BEGIN Material to process

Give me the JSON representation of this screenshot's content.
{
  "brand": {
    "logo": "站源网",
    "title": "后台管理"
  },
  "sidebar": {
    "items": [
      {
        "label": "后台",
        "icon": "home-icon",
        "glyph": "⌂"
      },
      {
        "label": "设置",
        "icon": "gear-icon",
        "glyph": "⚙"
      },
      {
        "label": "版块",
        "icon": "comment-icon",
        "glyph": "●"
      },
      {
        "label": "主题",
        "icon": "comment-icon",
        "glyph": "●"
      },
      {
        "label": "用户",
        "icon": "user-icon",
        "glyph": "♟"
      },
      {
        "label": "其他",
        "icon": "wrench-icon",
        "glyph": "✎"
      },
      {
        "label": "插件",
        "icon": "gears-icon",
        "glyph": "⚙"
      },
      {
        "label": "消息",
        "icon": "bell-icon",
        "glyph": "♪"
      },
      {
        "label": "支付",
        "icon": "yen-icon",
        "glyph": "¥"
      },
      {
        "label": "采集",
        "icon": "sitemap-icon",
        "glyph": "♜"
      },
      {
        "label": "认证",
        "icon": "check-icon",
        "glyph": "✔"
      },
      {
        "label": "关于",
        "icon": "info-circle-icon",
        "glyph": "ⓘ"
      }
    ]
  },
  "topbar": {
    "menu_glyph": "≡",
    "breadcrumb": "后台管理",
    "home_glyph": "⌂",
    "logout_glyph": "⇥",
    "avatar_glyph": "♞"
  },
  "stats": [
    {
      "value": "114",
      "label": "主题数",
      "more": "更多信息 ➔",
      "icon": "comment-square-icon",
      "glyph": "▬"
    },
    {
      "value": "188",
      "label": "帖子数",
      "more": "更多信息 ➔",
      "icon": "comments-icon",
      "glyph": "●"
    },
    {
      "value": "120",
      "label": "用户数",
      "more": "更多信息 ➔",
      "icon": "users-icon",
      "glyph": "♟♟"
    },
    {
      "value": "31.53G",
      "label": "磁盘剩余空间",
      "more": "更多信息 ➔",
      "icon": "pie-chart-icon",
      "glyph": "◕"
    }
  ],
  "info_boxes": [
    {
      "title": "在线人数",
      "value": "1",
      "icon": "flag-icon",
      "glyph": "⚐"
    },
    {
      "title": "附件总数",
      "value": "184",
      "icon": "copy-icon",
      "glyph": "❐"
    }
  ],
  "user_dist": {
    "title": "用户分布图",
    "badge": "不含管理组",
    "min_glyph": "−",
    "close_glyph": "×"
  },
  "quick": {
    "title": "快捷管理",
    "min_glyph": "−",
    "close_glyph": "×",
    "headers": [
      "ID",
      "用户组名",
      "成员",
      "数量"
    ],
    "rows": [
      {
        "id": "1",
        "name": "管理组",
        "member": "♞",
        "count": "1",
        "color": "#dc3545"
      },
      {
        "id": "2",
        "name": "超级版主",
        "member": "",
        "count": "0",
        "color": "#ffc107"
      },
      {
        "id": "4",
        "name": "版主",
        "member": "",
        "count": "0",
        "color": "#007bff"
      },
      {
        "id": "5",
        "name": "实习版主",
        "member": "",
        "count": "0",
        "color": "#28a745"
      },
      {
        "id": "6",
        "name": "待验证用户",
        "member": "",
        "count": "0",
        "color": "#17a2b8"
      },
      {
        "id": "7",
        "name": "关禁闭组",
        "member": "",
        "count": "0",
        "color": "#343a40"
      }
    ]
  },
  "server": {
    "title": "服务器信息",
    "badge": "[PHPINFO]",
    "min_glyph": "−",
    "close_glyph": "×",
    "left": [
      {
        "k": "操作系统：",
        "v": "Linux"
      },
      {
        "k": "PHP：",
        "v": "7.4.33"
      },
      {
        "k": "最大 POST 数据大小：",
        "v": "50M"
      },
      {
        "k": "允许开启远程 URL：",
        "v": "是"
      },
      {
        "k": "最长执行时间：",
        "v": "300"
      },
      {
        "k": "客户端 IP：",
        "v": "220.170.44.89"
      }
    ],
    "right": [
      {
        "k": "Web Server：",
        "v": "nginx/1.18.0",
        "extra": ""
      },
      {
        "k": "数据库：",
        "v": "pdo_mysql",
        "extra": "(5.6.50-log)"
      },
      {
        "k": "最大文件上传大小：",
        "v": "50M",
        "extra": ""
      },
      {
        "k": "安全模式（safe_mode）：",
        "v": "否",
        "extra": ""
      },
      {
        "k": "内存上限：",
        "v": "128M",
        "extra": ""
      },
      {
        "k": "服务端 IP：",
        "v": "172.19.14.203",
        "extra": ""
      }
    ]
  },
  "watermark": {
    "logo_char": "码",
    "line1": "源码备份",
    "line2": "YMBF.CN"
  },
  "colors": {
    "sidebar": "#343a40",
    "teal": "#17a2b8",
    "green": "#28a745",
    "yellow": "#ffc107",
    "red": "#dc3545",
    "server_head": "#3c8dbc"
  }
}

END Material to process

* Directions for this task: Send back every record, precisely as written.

* Task result:
Give me the JSON representation of this screenshot's content.
{
  "brand": {
    "logo": "站源网",
    "title": "后台管理"
  },
  "sidebar": {
    "items": [
      {
        "label": "后台",
        "icon": "home-icon",
        "glyph": "⌂"
      },
      {
        "label": "设置",
        "icon": "gear-icon",
        "glyph": "⚙"
      },
      {
        "label": "版块",
        "icon": "comment-icon",
        "glyph": "●"
      },
      {
        "label": "主题",
        "icon": "comment-icon",
        "glyph": "●"
      },
      {
        "label": "用户",
        "icon": "user-icon",
        "glyph": "♟"
      },
      {
        "label": "其他",
        "icon": "wrench-icon",
        "glyph": "✎"
      },
      {
        "label": "插件",
        "icon": "gears-icon",
        "glyph": "⚙"
      },
      {
        "label": "消息",
        "icon": "bell-icon",
        "glyph": "♪"
      },
      {
        "label": "支付",
        "icon": "yen-icon",
        "glyph": "¥"
      },
      {
        "label": "采集",
        "icon": "sitemap-icon",
        "glyph": "♜"
      },
      {
        "label": "认证",
        "icon": "check-icon",
        "glyph": "✔"
      },
      {
        "label": "关于",
        "icon": "info-circle-icon",
        "glyph": "ⓘ"
      }
    ]
  },
  "topbar": {
    "menu_glyph": "≡",
    "breadcrumb": "后台管理",
    "home_glyph": "⌂",
    "logout_glyph": "⇥",
    "avatar_glyph": "♞"
  },
  "stats": [
    {
      "value": "114",
      "label": "主题数",
      "more": "更多信息 ➔",
      "icon": "comment-square-icon",
      "glyph": "▬"
    },
    {
      "value": "188",
      "label": "帖子数",
      "more": "更多信息 ➔",
      "icon": "comments-icon",
      "glyph": "●"
    },
    {
      "value": "120",
      "label": "用户数",
      "more": "更多信息 ➔",
      "icon": "users-icon",
      "glyph": "♟♟"
    },
    {
      "value": "31.53G",
      "label": "磁盘剩余空间",
      "more": "更多信息 ➔",
      "icon": "pie-chart-icon",
      "glyph": "◕"
    }
  ],
  "info_boxes": [
    {
      "title": "在线人数",
      "value": "1",
      "icon": "flag-icon",
      "glyph": "⚐"
    },
    {
      "title": "附件总数",
      "value": "184",
      "icon": "copy-icon",
      "glyph": "❐"
    }
  ],
  "user_dist": {
    "title": "用户分布图",
    "badge": "不含管理组",
    "min_glyph": "−",
    "close_glyph": "×"
  },
  "quick": {
    "title": "快捷管理",
    "min_glyph": "−",
    "close_glyph": "×",
    "headers": [
      "ID",
      "用户组名",
      "成员",
      "数量"
    ],
    "rows": [
      {
        "id": "1",
        "name": "管理组",
        "member": "♞",
        "count": "1",
        "color": "#dc3545"
      },
      {
        "id": "2",
        "name": "超级版主",
        "member": "",
        "count": "0",
        "color": "#ffc107"
      },
      {
        "id": "4",
        "name": "版主",
        "member": "",
        "count": "0",
        "color": "#007bff"
      },
      {
        "id": "5",
        "name": "实习版主",
        "member": "",
        "count": "0",
        "color": "#28a745"
      },
      {
        "id": "6",
        "name": "待验证用户",
        "member": "",
        "count": "0",
        "color": "#17a2b8"
      },
      {
        "id": "7",
        "name": "关禁闭组",
        "member": "",
        "count": "0",
        "color": "#343a40"
      }
    ]
  },
  "server": {
    "title": "服务器信息",
    "badge": "[PHPINFO]",
    "min_glyph": "−",
    "close_glyph": "×",
    "left": [
      {
        "k": "操作系统：",
        "v": "Linux"
      },
      {
        "k": "PHP：",
        "v": "7.4.33"
      },
      {
        "k": "最大 POST 数据大小：",
        "v": "50M"
      },
      {
        "k": "允许开启远程 URL：",
        "v": "是"
      },
      {
        "k": "最长执行时间：",
        "v": "300"
      },
      {
        "k": "客户端 IP：",
        "v": "220.170.44.89"
      }
    ],
    "right": [
      {
        "k": "Web Server：",
        "v": "nginx/1.18.0",
        "extra": ""
      },
      {
        "k": "数据库：",
        "v": "pdo_mysql",
        "extra": "(5.6.50-log)"
      },
      {
        "k": "最大文件上传大小：",
        "v": "50M",
        "extra": ""
      },
      {
        "k": "安全模式（safe_mode）：",
        "v": "否",
        "extra": ""
      },
      {
        "k": "内存上限：",
        "v": "128M",
        "extra": ""
      },
      {
        "k": "服务端 IP：",
        "v": "172.19.14.203",
        "extra": ""
      }
    ]
  },
  "watermark": {
    "logo_char": "码",
    "line1": "源码备份",
    "line2": "YMBF.CN"
  },
  "colors": {
    "sidebar": "#343a40",
    "teal": "#17a2b8",
    "green": "#28a745",
    "yellow": "#ffc107",
    "red": "#dc3545",
    "server_head": "#3c8dbc"
  }
}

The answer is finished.